By Michael J. Abramowitz, President
Political rights and civil liberties around the world deteriorated to their lowest point in more than a decade in 2017, extending a period characterized by emboldened autocrats, beleaguered democracies, and the United States’ withdrawal from its leadership role in the global struggle for human freedom.
Democracy is in crisis. The values it embodies—particularly the right to choose leaders in free and fair elections, freedom of the press, and the rule of law—are under assault and in retreat globally.
A quarter-century ago, at the end of the Cold War, it appeared that totalitarianism had at last been vanquished and liberal democracy had won the great ideological battle of the 20th century.
Today, it is democracy that finds itself battered and weakened. For the 12th consecutive year, according to Freedom in the World, countries that suffered democratic setbacks outnumbered those that registered gains. States that a decade ago seemed like promising success stories—Turkey and Hungary, for example—are sliding into authoritarian rule. The military in Myanmar, which began a limited democratic opening in 2010, executed a shocking campaign of ethnic cleansing in 2017 and rebuffed international criticism of its actions. Meanwhile, the world’s most powerful democracies are mired in seemingly intractable problems at home, including social and economic disparities, partisan fragmentation, terrorist attacks, and an influx of refugees that has strained alliances and increased fears of the “other.”
The challenges within democratic states have fueled the rise of populist leaders who appeal to anti-immigrant sentiment and give short shrift to fundamental civil and political liberties. Right-wing populists gained votes and parliamentary seats in France, the Netherlands, Germany, and Austria during 2017. While they were kept out of government in all but Austria, their success at the polls helped to weaken established parties on both the right and left. Centrist newcomer Emmanuel Macron handily won the French presidency, but in Germany and the Netherlands, mainstream parties struggled to create stable governing coalitions.
Perhaps worst of all, and most worrisome for the future, young people, who have little memory of the long struggles against fascism and communism, may be losing faith and interest in the democratic project. The very idea of democracy and its promotion has been tarnished among many, contributing to a dangerous apathy.
The retreat of democracies is troubling enough. Yet at the same time, the world’s leading autocracies, China and Russia, have seized the opportunity not only to step up internal repression but also to export their malign influence to other countries, which are increasingly copying their behavior and adopting their disdain for democracy. A confident Chinese president Xi Jinping recently proclaimed that China is “blazing a new trail” for developing countries to follow. It is a path that includes politicized courts, intolerance for dissent, and predetermined elections.

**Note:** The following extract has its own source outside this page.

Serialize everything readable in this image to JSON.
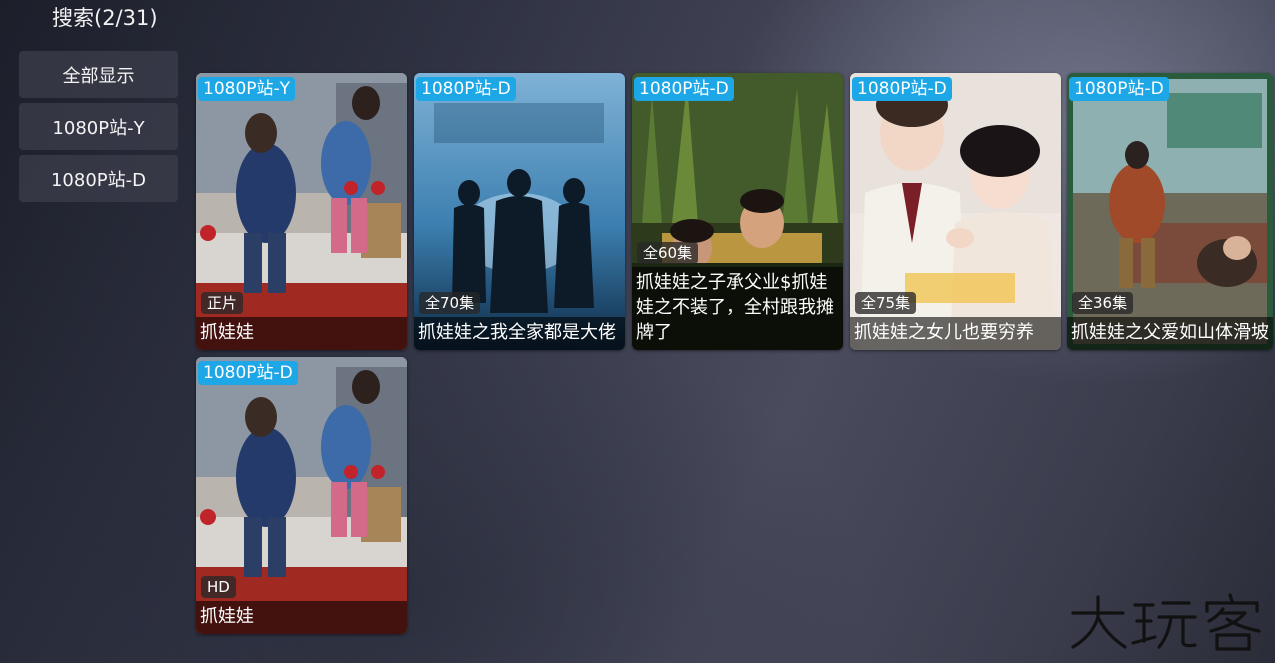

The spread of antidemocratic practices around the world is not merely a setback for fundamental freedoms. It poses economic and security risks. When more countries are free, all countries—including the United States—are safer and more prosperous. When more countries are autocratic and repressive, treaties and alliances crumble, nations and entire regions become unstable, and violent extremists have greater room to operate.
Democratic governments allow people to help set the rules to which all must adhere, and have a say in the direction of their lives and work. This fosters a broader respect for peace, fair play, and compromise. Autocrats impose arbitrary rules on their citizens while ignoring all constraints themselves, spurring a vicious circle of abuse and radicalization.
INTERNATIONAL CENTER FOR THE PROTECTION AND FREEDOM OF JOURNALISTS